* _MATERIALS PROVIDED_
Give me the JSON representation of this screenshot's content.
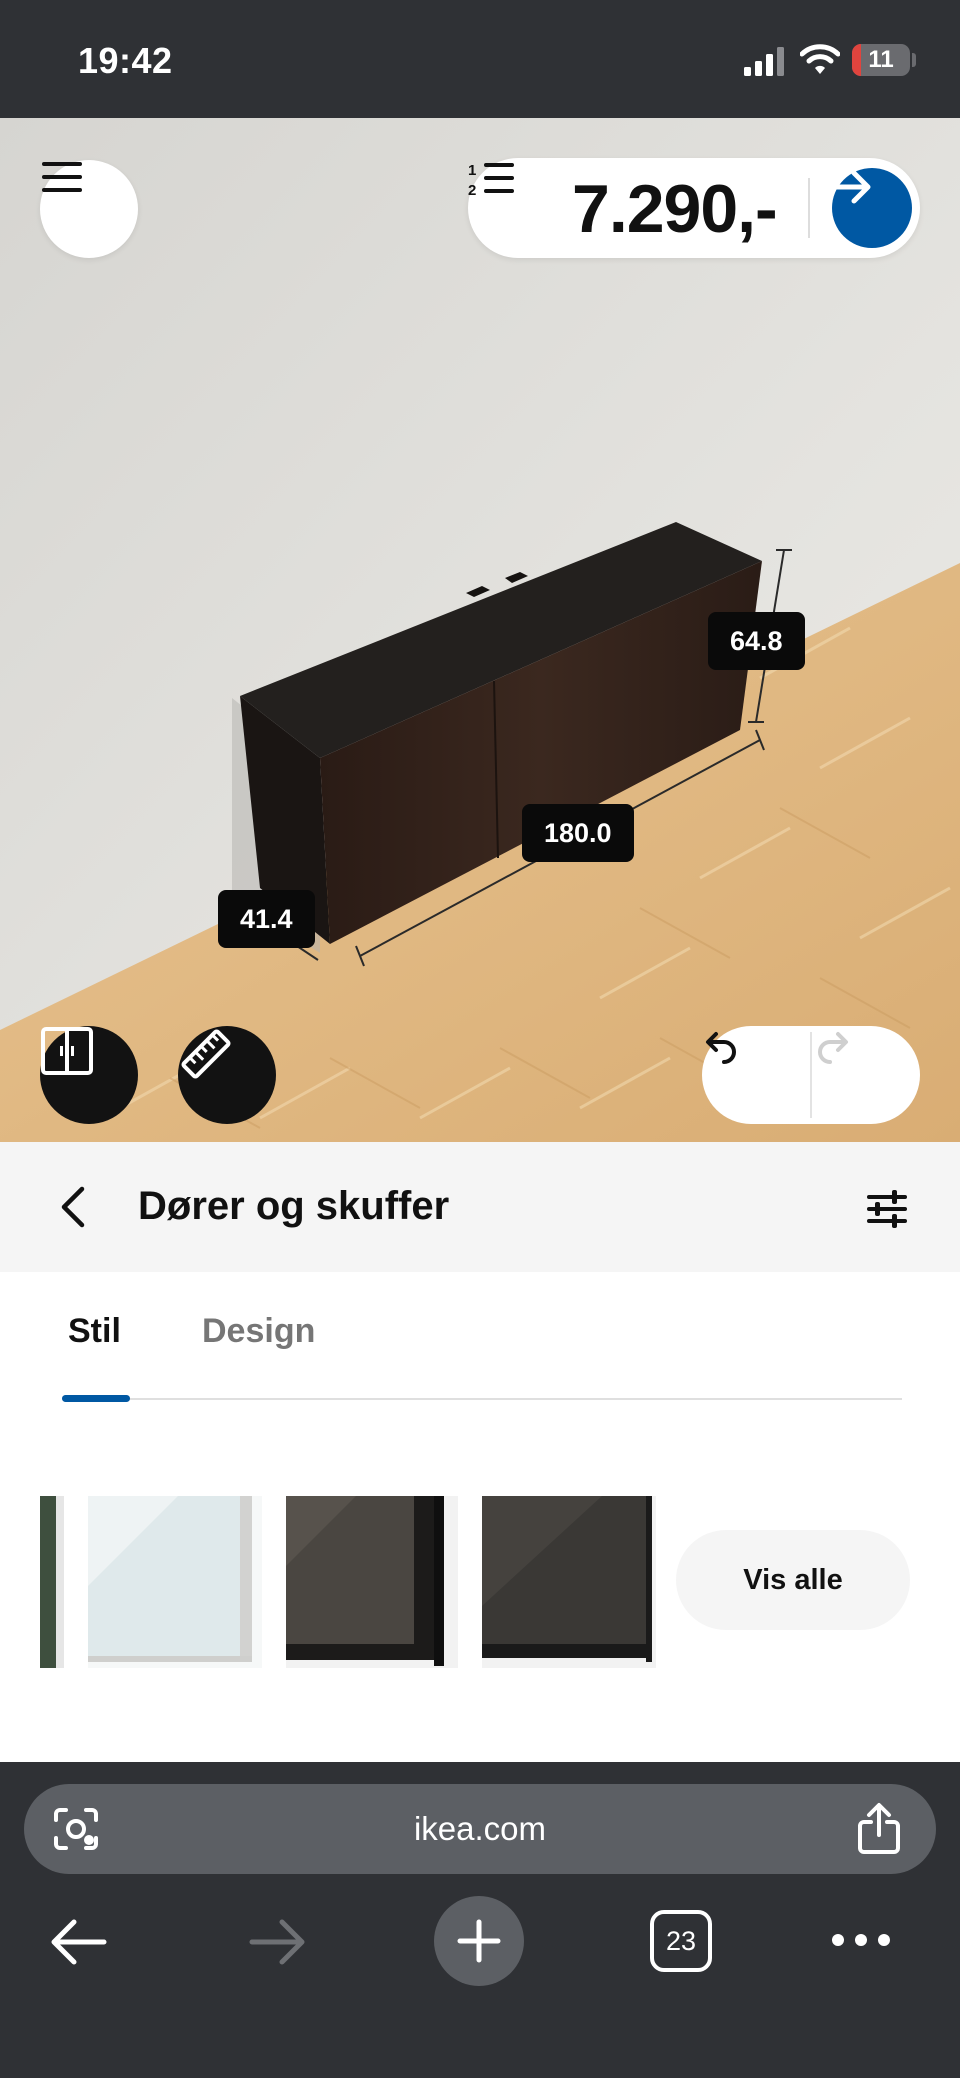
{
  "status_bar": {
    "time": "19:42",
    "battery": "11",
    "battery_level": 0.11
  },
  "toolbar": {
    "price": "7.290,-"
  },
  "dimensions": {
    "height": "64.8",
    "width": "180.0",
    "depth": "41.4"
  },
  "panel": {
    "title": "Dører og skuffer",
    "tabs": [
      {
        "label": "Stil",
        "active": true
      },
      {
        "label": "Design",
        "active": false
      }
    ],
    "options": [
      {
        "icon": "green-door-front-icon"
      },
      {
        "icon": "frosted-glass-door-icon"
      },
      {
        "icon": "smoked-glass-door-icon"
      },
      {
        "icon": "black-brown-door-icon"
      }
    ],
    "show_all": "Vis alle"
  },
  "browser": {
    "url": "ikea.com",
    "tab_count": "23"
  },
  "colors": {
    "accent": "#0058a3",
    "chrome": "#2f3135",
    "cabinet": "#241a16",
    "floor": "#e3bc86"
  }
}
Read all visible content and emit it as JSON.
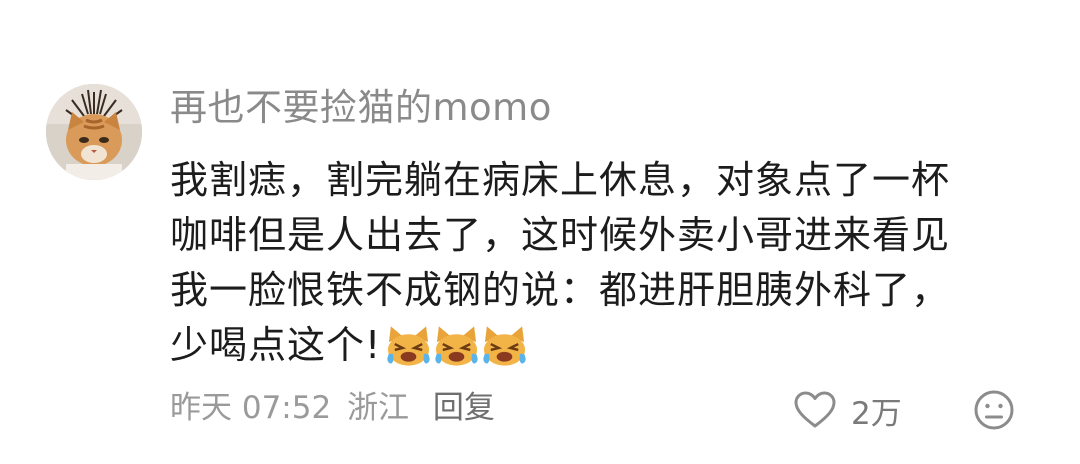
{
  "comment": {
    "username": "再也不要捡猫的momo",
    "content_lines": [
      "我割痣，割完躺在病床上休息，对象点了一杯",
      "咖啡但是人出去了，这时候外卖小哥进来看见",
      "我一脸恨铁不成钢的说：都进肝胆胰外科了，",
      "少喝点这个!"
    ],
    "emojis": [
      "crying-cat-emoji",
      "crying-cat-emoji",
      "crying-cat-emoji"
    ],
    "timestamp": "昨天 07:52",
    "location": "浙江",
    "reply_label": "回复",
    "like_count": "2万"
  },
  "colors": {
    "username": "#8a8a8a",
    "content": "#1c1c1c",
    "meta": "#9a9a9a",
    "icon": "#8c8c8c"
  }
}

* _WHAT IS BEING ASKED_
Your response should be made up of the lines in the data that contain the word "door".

* _WRITTEN ANSWER_
        "icon": "green-door-front-icon"
        "icon": "frosted-glass-door-icon"
        "icon": "smoked-glass-door-icon"
        "icon": "black-brown-door-icon"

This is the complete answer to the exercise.